Lawrence Livermore National Laboratory

Vincent Riot (17-ERD-059)

Executive Summary

Our research focuses on designing, fabricating, launching, and operating a small spacecraft with diagnostics for measuring concentrations of methane and carbon dioxide in the Earth's atmosphere to project how climate change affects stratospheric ozone. This research supports the DOE goal of delivering scientific tools to transform our understanding of nature.

Project Description

Measurements of methane, carbon dioxide, and water from the upper troposphere to the middle stratosphere provide critical information on stratospheric circulation and how it responds to increasing greenhouse gas concentrations. The circulation affects stratospheric temperature by controlling the distribution of these important radiative gases, but also affects photochemistry through its impact on the distribution of gases that control oxygen loss processes. Measuring stratospheric circulation and its variability is essential for projecting how climate change will affect stratospheric ozone.

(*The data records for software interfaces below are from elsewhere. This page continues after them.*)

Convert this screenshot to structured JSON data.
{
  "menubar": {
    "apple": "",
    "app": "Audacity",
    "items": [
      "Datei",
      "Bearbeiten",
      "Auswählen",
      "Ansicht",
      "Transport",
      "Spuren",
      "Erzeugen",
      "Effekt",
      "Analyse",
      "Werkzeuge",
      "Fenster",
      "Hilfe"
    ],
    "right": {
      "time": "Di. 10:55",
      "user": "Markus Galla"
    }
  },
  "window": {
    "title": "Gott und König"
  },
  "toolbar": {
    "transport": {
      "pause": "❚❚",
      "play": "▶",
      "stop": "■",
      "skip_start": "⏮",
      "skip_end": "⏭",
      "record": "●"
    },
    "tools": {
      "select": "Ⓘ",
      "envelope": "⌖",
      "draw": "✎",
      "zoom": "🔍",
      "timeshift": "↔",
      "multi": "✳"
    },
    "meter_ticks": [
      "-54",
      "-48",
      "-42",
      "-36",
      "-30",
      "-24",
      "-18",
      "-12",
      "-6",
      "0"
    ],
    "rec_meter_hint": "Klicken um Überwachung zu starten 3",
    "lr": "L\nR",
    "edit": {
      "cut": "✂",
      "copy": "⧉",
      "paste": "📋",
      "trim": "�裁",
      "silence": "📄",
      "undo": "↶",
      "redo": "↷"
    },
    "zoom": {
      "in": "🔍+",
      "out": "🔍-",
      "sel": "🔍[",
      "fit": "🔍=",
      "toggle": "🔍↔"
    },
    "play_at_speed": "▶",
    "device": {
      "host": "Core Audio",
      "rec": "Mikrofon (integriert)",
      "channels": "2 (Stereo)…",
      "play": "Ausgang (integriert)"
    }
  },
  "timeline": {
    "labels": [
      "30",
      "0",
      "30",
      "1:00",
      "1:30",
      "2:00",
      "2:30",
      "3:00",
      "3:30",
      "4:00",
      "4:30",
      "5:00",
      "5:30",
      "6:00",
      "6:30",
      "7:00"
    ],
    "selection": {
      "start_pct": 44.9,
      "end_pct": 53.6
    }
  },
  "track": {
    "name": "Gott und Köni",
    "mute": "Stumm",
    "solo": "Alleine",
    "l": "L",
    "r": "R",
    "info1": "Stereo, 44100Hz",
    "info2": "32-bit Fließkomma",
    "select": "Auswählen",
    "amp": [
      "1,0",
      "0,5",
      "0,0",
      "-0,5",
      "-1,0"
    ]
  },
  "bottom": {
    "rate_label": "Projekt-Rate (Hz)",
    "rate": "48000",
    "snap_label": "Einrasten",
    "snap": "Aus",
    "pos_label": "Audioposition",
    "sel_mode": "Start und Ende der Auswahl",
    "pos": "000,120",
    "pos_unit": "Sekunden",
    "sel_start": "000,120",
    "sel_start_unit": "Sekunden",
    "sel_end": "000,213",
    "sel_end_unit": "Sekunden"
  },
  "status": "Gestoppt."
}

To understand how best to perform space-based observation of methane and carbon dioxide in the atmosphere, we plan to design, fabricate, launch, and operate a small spacecraft with miniaturized diagnostics for measuring the concentration of gases. The passive measurements, using sunlight as the light source, allow us to determine how this low-cost (<$1M per satellite) and rapidly designed technique can provide high-cadence data for atmospheric research. Conducting measurements from space at low cost allows deployment of a network of sensors for extended coverage of the Earth’s atmosphere. We are collaborating with the National Aeronautics and Space Administration's Goddard Space Flight Center, which will create the instrument payload. We are leading satellite development, mission planning, and testing efforts. The project includes eight months of on-orbit data collection and analysis by both institutions.

We expect to develop and implement techniques and instruments required to enable a small satellite to collect data on stratospheric circulation and perform broader atmospheric measurements generally thought to require large, lengthy, and high-cost space assets. We are developing a 6U CubeSat (30 × 20 × 10 cm) miniaturized spacecraft and providing alternate methods for communicating with CubeSats without the need of a dedicated ground station. Our three major objectives are (1) developing key small-satellite technologies for scientific missions and national security by supporting fabrication of the satellite payload and spacecraft at the Goddard Space Flight Center; (2) developing miniaturization of atmospheric measurement instrumentation, the laser heterodyne radiometer (which detects gases in the atmosphere by concentrating sunlight at various altitudes near the target atmospheric-gas absorption wavelength into a single-mode fiber, and mixing it with an internal narrow-line laser to estimate gas concentration), and integration into a small-satellite platform during fabrication, integration, and testing; and (3) developing a small-satellite mission plan for collecting atmospheric data in low Earth orbit and demonstrating and refining collection of actual on-board data. Successfully collecting such on-orbit data would enable use of constellations of inexpensive small satellites for operational systems.

Mission Relevance

Our project supports the DOE science and energy objective of delivering scientific discoveries and tools that transform our understanding of nature. Research into the design, optimization, and operation of a CubeSat spacecraft leverages Livermore Laboratory's expertise in miniaturized-satellite bus development and expands expertise to larger satellites, supporting the cyber security, space, and intelligence mission focus area and the earth and atmospheric science core competency.

FY17 Accomplishments and Results

In FY17 we and our collaborators (1) fabricated the major bus sub-systems for command and data handling, attitude (orientation) control, deployment, global positioning system, and power; (2) put in place and demonstrated a ground system; (3) purchased cells for the solar panels; (4) completed a prototype payload and are fabricating the final flight unit (see figure); and (5) began mission planning using a project-developed shared tool.

Figure 1.
Flight hardware in its assembly fixture during a fit check for a small satellite (20 × 10 × 30 cm) for the Measuring Atmospheric Gas Using Small Satellites (MiniCarb) project.

Publications and Presentations

Riot, V. J. 2017. "CubeSat Next Generation Bus Specifications." LLNL-TR-740278.

Wilson, E. L., et al. 2017. "A 4 U Laser Heterodyne Radiometer for Methane (CH4) and Carbon Dioxide (CO2) Measurements from an Occultation-Viewing CubeSat." Measurement Science and Technology 28 (3). doi: 10.1088/1361-6501/aa5440. LLNL-JRNL-739046.